New Zealand may be the top-ranked rugby team in the world, but they are well aware that their rivals cannot wait to knock them off their perch.
The All Blacks are coming off a stellar season after winning 13 out of 14 matches this year and claiming a world-record 18 consecutive Test match victories. Their only loss this year was to Ireland during the first game of their Northern Tour this month.
All Blacks prop Wyatt Crockett, 33, told The Straits Times at the Four Seasons Hotel yesterday: "There are a number of teams that are right up at the top end - look at the way Ireland have been playing over the last few months, and Australia and the English have been playing some good rugby as well.
"Any day, just like when we lost to Ireland in Chicago, any one of those teams can trip each other up, so it's certainly very competitive."
His team-mate Ofa Tu'ungafasi, 24, who made his international debut this year, agreed but insisted the challenge from other nations is welcome.
RELISHING THE COMPETITION
I think it will be good for us if they do beat our record; it'll give us something more to strive for and to beat it again.
JOE MOODY, All Blacks prop, on the prospect of England breaking their record 18-Test winning run.
"It's going good for us, knowing that there are other teams that are competitive and are doing really well," he added. "This drives us to be better in making sure that we do what we need to do to stay ahead."

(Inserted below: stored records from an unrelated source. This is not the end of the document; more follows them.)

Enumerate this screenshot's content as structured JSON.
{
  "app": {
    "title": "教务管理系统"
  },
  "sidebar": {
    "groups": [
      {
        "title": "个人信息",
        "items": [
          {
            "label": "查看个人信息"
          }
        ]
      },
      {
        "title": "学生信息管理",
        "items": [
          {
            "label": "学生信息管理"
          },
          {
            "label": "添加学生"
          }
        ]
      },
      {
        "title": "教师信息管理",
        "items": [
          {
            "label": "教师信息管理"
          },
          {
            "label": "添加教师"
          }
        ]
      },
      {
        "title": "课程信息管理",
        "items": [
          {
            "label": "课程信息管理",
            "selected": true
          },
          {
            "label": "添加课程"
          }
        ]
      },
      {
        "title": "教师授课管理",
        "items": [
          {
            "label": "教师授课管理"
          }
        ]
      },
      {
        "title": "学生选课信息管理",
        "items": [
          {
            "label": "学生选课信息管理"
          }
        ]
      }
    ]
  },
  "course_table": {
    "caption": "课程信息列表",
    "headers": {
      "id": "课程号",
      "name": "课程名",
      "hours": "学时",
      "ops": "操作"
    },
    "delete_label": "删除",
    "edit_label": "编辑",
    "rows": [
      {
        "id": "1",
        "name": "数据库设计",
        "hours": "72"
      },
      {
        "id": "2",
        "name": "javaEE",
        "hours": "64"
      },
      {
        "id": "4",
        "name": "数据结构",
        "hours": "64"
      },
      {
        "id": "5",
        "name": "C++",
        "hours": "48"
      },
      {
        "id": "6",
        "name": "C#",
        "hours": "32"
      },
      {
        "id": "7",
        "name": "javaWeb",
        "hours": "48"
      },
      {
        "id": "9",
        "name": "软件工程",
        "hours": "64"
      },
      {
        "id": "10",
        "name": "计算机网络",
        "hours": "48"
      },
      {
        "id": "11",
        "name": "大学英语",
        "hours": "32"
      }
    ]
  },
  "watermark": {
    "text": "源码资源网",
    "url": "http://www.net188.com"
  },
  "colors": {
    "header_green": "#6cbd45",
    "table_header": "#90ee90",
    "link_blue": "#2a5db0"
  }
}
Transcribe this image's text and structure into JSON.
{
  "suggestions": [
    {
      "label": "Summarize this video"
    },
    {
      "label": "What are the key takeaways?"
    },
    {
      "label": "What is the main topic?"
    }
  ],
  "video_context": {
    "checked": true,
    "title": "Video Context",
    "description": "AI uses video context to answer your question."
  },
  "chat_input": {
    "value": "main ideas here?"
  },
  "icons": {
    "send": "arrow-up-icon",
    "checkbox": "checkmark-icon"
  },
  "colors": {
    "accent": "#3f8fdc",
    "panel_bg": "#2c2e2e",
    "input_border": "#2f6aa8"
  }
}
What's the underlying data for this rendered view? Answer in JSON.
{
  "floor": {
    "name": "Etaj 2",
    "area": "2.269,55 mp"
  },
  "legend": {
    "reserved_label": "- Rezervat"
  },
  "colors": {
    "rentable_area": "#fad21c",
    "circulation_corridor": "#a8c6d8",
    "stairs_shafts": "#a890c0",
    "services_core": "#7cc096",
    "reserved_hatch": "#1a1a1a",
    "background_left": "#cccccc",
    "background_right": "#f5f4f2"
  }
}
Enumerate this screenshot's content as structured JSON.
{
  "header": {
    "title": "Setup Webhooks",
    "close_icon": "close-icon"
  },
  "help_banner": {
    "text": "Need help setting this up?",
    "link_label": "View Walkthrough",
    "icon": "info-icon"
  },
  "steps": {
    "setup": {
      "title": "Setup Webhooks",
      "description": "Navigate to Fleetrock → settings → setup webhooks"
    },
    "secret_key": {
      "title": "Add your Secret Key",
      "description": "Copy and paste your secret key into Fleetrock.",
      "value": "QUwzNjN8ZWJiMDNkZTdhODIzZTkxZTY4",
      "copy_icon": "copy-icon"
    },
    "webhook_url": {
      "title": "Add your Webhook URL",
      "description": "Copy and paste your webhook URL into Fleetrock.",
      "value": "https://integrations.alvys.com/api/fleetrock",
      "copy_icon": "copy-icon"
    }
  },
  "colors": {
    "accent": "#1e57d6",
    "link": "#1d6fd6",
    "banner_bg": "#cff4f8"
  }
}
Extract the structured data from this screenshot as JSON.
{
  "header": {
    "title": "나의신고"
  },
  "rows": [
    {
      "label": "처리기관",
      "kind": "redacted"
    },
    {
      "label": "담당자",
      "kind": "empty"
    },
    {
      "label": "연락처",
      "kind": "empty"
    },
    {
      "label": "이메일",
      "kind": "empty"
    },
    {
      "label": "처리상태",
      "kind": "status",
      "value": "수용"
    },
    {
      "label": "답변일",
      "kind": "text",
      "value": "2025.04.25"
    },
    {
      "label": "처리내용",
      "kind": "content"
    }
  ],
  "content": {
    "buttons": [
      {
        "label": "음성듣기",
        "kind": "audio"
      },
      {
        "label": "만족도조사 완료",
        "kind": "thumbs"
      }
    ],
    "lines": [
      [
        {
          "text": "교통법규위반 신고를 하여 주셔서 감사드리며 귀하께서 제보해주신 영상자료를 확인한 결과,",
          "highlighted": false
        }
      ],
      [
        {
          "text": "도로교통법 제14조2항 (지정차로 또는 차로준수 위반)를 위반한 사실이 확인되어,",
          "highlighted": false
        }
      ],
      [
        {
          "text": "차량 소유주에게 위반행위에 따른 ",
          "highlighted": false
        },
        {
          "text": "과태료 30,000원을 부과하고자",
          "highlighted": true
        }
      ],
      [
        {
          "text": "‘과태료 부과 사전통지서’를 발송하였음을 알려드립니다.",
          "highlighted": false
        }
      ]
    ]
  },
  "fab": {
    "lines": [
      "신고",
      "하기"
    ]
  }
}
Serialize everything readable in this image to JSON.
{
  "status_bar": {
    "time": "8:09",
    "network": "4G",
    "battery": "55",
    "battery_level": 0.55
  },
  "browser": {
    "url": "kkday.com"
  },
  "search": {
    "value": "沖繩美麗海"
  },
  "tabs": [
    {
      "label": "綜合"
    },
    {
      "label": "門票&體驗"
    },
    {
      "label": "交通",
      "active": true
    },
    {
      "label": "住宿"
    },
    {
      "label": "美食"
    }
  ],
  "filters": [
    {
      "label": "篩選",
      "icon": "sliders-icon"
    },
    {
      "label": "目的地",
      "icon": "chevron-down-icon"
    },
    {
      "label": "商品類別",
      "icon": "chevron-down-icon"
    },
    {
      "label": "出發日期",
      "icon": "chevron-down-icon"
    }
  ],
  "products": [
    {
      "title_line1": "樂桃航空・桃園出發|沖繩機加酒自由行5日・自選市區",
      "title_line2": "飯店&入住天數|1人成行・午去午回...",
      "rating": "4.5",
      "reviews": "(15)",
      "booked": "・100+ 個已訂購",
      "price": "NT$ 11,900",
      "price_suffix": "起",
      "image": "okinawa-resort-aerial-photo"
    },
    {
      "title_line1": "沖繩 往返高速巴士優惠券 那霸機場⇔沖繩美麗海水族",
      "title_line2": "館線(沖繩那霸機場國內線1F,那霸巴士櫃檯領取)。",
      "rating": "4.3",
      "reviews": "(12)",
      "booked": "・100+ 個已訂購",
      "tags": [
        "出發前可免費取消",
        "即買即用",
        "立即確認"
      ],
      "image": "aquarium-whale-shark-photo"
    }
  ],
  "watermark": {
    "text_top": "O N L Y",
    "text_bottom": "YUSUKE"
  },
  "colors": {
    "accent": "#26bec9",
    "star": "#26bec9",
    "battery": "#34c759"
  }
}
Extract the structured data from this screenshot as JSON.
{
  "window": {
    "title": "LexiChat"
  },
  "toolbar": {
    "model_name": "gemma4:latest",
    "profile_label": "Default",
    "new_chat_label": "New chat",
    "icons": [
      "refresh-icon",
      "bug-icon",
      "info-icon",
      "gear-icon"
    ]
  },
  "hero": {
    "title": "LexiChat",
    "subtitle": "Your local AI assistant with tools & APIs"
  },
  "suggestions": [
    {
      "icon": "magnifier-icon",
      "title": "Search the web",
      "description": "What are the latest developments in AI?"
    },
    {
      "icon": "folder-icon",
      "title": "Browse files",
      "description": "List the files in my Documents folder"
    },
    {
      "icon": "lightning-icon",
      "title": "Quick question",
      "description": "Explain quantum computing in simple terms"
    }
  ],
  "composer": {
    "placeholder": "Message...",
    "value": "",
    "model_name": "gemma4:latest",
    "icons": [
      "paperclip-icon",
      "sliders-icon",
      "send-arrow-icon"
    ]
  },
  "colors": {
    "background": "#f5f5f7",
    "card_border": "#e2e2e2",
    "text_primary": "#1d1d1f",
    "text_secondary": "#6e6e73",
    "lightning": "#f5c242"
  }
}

Crockett and Tu'ungafasi, together with fellow prop Joe Moody, are in town for the launch of Why AIG, a new campaign that highlights the insurance company's role as a business partner committed to delivering value to customers.
The All Blacks' 24-19 win over France on Sunday was a tight affair that saw their opponents almost stage a comeback in the second half of the match.
But the trio believe the high level of competition among the top rugby teams ultimately bodes well for the sport, with 28-year-old Moody saying: "If you were going to a game and you pretty much knew the outcome of a game before it was played, no one would want to watch. So the fact that there's good competition out there and the outcome of any game is never decided until the final whistle, that's definitely good for world rugby."
Crockett, 33, added: "When we played the French on the weekend, they played some exciting rugby and took the game to us, which I think is good for the spectators to see. Going back a couple of years, you hear of quite a few teams that were pretty defensive in their mindset and perhaps wouldn't pass the ball around too much in the team.
"Now the top teams are all using the ball and playing attacking-brand rugby, which is great for the spectators."
Also seeing success on the pitch this year are world No. 2 England, who notched their 13th consecutive win after a 27-14 effort over Argentina on Saturday.
The English have come a long way since crashing out at the pool stage of last year's Rugby World Cup on home soil and they will eclipse the All Blacks' 18-win streak if they beat Australia on Saturday and win all their games at the Six Nations Championship beginning in February - a feat Moody believes is "definitely achievable".
"I think it will be good for us if they do beat our record; it'll give us something more to strive for and to beat it again," he said. "Whether or not they do, that's no easy task, so good luck to them."